And those are what God calls us to love and serve: living, breathing people.  How, though, can you find the right people to enjoy a messy, dorm-style apartment?  Pray and act.  Learn about hospitality.  (Here’s “Simple Hospitality,” a playful, wise, low-stress book I enjoyed.)  Discuss it with your most trusted friends.

With those trusted friends, also – share your struggles, not your strengths.  I’ve been amazed by the way that conversations quickly go deeper with some friends I’ve known for years… when I share how I’m bad at cooking or dislike some cleaning tasks.  I laughed with that friend who purchased a kinda “old-school” book on housework, and soon wanted to pitch it!  (The book touted that it would help you do all your housework in “only two hours per day”!)  I laugh at that close friend who pitches all clutter that’s not nailed down.  But, when she works on her organizational systems, you know… I watch and get ideas from her!  Accept others’ offers of hospitality at those times when you really want to but don’t think you can.  Accept many gifts of help, understanding, counsel, and advice.

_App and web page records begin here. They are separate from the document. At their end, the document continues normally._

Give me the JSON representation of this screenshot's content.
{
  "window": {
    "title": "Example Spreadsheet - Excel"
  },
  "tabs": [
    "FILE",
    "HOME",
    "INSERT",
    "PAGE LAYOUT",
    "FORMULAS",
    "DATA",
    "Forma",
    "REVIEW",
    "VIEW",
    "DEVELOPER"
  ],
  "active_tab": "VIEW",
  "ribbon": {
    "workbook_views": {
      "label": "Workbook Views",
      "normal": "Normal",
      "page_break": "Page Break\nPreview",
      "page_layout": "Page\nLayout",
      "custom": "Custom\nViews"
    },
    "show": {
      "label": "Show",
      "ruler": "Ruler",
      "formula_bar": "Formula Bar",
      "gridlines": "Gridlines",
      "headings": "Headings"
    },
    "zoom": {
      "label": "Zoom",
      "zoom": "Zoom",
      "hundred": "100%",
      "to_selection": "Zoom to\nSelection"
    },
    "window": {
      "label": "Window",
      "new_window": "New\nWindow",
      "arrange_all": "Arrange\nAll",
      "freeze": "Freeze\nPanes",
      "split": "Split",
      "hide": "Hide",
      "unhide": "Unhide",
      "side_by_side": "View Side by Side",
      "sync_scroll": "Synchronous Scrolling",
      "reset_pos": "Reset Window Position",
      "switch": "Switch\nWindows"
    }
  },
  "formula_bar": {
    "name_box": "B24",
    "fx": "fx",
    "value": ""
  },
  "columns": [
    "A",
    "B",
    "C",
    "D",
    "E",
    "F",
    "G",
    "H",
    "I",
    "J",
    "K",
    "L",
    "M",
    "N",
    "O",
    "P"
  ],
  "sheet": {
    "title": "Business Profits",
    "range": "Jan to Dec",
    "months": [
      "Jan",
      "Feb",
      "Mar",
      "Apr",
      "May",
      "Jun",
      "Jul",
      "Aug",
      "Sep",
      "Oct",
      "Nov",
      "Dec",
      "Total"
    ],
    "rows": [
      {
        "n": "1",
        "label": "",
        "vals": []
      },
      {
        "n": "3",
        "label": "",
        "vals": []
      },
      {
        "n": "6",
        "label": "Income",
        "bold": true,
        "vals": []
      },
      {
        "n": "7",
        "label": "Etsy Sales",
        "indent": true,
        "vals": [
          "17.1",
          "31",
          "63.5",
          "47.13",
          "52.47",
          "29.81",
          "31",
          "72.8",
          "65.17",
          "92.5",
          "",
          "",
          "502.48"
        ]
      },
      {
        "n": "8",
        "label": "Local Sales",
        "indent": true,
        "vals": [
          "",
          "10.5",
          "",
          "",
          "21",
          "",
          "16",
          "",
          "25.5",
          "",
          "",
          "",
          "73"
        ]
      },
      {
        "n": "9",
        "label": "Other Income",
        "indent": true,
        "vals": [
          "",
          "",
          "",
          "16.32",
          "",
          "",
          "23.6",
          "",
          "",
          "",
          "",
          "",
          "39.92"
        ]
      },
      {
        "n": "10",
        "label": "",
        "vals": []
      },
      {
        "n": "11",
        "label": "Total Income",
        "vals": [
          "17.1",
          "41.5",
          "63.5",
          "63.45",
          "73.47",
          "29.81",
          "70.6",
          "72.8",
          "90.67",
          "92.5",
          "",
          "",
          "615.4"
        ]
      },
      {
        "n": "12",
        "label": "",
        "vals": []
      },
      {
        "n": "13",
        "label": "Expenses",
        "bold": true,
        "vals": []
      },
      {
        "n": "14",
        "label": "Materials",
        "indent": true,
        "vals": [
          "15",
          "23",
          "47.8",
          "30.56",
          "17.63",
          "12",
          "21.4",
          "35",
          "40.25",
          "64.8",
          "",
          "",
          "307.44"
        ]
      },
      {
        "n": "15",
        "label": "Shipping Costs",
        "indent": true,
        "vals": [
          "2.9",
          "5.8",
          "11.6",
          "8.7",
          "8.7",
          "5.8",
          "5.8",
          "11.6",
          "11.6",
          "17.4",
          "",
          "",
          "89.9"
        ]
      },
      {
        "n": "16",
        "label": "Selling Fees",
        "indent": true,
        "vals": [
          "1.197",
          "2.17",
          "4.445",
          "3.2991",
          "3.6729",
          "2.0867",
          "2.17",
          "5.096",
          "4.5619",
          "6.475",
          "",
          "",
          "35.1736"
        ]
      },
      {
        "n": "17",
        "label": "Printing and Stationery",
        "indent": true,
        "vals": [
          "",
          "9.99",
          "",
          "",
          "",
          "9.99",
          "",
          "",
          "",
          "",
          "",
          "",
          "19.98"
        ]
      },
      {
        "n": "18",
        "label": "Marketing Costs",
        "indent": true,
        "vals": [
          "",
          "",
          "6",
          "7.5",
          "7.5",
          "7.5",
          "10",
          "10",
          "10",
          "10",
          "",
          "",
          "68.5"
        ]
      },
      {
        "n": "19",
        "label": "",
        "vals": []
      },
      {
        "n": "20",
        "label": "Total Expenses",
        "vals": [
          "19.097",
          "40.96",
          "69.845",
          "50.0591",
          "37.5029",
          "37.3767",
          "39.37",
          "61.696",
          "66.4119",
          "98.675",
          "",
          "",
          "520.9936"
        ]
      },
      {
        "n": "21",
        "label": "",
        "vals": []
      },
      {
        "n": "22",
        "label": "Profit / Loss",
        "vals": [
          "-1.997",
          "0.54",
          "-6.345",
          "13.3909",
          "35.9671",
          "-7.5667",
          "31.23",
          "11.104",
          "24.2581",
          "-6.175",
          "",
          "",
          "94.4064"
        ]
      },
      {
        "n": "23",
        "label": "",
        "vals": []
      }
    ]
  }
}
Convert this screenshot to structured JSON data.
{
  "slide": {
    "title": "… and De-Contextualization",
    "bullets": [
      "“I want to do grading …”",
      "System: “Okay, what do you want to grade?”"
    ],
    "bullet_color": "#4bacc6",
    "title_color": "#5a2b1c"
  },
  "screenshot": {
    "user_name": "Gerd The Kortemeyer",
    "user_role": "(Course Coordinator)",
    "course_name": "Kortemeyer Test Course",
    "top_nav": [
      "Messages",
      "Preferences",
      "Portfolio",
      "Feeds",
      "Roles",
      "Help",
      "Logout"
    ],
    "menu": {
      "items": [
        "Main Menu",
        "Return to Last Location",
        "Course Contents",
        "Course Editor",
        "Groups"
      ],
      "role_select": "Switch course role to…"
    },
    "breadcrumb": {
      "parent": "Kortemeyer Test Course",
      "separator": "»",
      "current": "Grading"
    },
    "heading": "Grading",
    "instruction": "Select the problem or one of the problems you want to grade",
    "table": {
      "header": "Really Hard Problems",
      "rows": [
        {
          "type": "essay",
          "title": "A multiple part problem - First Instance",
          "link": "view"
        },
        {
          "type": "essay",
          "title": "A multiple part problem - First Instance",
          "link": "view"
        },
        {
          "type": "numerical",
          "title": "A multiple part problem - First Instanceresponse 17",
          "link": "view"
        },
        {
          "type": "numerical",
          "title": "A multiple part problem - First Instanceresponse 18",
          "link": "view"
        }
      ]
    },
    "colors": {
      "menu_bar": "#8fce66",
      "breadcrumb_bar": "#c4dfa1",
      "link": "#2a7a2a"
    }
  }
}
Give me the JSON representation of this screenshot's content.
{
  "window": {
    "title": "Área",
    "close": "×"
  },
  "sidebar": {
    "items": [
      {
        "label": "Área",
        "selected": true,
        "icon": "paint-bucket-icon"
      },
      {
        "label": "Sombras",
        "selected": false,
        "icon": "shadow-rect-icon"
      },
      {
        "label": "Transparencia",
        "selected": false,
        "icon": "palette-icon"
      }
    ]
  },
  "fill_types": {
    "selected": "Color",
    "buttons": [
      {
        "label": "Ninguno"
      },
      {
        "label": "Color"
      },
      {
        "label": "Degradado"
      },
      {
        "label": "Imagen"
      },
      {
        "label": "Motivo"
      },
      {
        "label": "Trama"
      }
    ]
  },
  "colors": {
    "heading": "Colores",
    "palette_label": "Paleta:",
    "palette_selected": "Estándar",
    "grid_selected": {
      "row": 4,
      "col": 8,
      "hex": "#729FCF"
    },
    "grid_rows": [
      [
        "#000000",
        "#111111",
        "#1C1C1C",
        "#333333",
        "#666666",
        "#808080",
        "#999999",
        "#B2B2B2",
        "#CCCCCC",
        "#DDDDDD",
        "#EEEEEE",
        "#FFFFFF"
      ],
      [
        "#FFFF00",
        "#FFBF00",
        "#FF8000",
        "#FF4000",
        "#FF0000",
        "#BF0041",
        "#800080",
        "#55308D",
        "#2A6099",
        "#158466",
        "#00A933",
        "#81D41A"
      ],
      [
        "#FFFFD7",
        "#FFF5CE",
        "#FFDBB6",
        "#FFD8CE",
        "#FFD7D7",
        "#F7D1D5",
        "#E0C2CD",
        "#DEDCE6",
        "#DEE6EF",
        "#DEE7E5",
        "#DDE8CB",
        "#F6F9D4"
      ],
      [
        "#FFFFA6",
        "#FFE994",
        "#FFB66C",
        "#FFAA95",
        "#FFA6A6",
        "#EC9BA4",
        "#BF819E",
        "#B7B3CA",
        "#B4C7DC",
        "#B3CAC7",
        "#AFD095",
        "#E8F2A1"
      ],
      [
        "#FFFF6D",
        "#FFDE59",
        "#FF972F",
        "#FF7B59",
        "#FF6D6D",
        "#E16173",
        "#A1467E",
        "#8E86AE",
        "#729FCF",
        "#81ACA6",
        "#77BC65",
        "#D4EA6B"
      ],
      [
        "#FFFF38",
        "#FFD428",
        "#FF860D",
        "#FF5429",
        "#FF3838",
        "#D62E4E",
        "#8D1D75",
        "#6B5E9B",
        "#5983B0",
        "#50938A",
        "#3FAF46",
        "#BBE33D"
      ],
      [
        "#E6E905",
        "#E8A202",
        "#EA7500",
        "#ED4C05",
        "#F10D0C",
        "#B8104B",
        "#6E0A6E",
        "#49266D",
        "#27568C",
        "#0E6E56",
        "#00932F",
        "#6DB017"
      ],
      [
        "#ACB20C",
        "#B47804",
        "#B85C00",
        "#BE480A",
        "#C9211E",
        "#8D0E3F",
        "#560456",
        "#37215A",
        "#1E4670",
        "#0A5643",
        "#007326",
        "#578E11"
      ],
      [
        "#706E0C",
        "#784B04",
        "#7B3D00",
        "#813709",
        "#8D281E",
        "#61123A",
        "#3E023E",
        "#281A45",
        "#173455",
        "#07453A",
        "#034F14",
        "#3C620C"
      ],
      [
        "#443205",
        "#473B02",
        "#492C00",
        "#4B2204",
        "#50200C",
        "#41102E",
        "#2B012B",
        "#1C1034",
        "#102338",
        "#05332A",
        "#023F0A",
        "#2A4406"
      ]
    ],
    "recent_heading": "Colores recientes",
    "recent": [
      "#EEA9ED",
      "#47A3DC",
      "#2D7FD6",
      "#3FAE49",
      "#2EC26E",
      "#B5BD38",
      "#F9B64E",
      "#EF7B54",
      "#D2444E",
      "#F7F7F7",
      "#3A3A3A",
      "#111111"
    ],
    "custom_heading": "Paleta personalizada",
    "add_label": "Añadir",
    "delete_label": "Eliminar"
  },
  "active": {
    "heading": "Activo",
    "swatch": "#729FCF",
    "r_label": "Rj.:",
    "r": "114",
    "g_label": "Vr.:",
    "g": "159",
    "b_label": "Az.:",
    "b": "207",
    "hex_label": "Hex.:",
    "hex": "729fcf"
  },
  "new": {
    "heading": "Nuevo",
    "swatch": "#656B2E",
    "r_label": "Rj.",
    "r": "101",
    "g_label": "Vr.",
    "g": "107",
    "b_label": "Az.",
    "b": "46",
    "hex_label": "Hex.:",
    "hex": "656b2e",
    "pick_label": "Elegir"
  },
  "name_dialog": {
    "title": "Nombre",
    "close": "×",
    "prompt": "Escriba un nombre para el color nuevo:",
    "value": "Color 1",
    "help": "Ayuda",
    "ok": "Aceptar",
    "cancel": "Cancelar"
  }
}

That’s basically my playbook.  Oh – after you pray, wait.  Maybe you’ll wait a whole day for God to bring those prayers to fruition.  Or a month.  Or years.  But God is our captain.  He can guide others’ footsteps like streams in His hand.  He will surely bless us and our neighbors.  We can thank Him for the many people who remind us of the dream of loving others through hospitality, too. *

* One person who “calls it to mind” through writing is Marilynne Robinson her luminous novels, “Home” and “Gilead.”  (Thanks to the blogger who writes “Accidental Shelf Browsing” for those recommendations for great reads!)  And hospitality shows up a lot on “Unequally Yoked,” which I am surely riffing off of in this post.

The violence of the metaphor

Why the violence of the metaphor?
(the metaphor… of severed hands and disembodied eyeballs, that is.)
Or at least, why the visceral-ness?Firstly, the metaphor where hands and feet, eyes, and ears… parts of the body… represent individual Christians.. is taken from the Bible, where Paul writes using the metaphor of “the body of Christ.”

For the body does not consist of one member but of many. If the foot should say, “Because I am not a hand, I do not belong to the body,” that would not make it any less a part of the body…

Sadly, I think many Sunday School lessons “inoculated” a certain segment of American churchgoing children against experiencing the intensity of the metaphor.
(After all, when we teach Sunday School to kids, we love something that’s nice and “concrete.”)
Fast forward to today, and lots of those children are grown up.
When they hear “the body of Christ,” maybe they think of:
An oversized posterboard ‘ear’ costume.
Or perhaps a nice foot drawn on green construction paper.
But if we hear, (or read) “If one member suffers, all suffer together,” I think it should conjure up images of:
Atrophied limbs.
Invasive surgical procedures.
Tissue damage.
Organ failure.
I think this second set of imagery is more appropriate.
We’re talking about health here.
The health of Christian communities: churches.

I have high dreams of how much good God does through the church.
I want to dream & take action.
I want to pray & see God take action.
And I want to bless and be blessed by others who hope for these things, too.
(And maybe even some who don’t!)

…Whoops, got carried away there a bit!
Back to the metaphor of choice.
More credits are in order.
Secondly, this more specific metaphor (a hand disconnected from a human body) is taken from the book “How Church Can Change Your Life,” by Josh Moody.

Thanks to that publication*, I now have this image emblazoned on my mind:
A disembodied hand writhing around on the floor.
And now, so do you. (You’re welcome!)

So I ask this question:
What if I see a severed hand on the floor?
Will I just note it and calmly go about my own business?
Will I just think, “Oh, that’s unusual,” or will I assume something terrible has happened?

What if I see a friend (or even an acquaintance I barely know) who once was connected to a real church – leave?
Will I just stand by and say, “He’s just doin his own thing.”?
Will I assume it’s “no big deal,” or will I think there’s something to grieve over?

* actually, the pamphlet version, which preceded the book.